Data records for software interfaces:
════════

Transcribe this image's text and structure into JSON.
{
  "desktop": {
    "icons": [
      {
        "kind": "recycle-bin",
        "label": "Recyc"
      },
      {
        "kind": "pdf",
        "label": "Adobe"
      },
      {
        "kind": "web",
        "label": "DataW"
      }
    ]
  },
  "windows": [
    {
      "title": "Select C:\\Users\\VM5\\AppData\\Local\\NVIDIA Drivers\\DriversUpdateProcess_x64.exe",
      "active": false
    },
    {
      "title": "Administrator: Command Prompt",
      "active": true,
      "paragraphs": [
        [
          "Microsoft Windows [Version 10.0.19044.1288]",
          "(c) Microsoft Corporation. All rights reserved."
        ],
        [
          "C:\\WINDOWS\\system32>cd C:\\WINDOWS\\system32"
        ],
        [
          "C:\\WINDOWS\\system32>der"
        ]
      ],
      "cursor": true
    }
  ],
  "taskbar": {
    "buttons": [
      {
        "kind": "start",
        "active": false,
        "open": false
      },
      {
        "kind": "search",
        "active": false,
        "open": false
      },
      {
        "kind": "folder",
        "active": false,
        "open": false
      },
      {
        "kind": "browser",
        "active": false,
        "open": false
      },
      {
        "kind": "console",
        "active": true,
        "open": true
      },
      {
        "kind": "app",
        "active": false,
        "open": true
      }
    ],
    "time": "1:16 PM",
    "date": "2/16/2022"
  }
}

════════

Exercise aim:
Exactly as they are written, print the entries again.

Response to the exercise:
Transcribe this image's text and structure into JSON.
{
  "desktop": {
    "icons": [
      {
        "kind": "recycle-bin",
        "label": "Recyc"
      },
      {
        "kind": "pdf",
        "label": "Adobe"
      },
      {
        "kind": "web",
        "label": "DataW"
      }
    ]
  },
  "windows": [
    {
      "title": "Select C:\\Users\\VM5\\AppData\\Local\\NVIDIA Drivers\\DriversUpdateProcess_x64.exe",
      "active": false
    },
    {
      "title": "Administrator: Command Prompt",
      "active": true,
      "paragraphs": [
        [
          "Microsoft Windows [Version 10.0.19044.1288]",
          "(c) Microsoft Corporation. All rights reserved."
        ],
        [
          "C:\\WINDOWS\\system32>cd C:\\WINDOWS\\system32"
        ],
        [
          "C:\\WINDOWS\\system32>der"
        ]
      ],
      "cursor": true
    }
  ],
  "taskbar": {
    "buttons": [
      {
        "kind": "start",
        "active": false,
        "open": false
      },
      {
        "kind": "search",
        "active": false,
        "open": false
      },
      {
        "kind": "folder",
        "active": false,
        "open": false
      },
      {
        "kind": "browser",
        "active": false,
        "open": false
      },
      {
        "kind": "console",
        "active": true,
        "open": true
      },
      {
        "kind": "app",
        "active": false,
        "open": true
      }
    ],
    "time": "1:16 PM",
    "date": "2/16/2022"
  }
}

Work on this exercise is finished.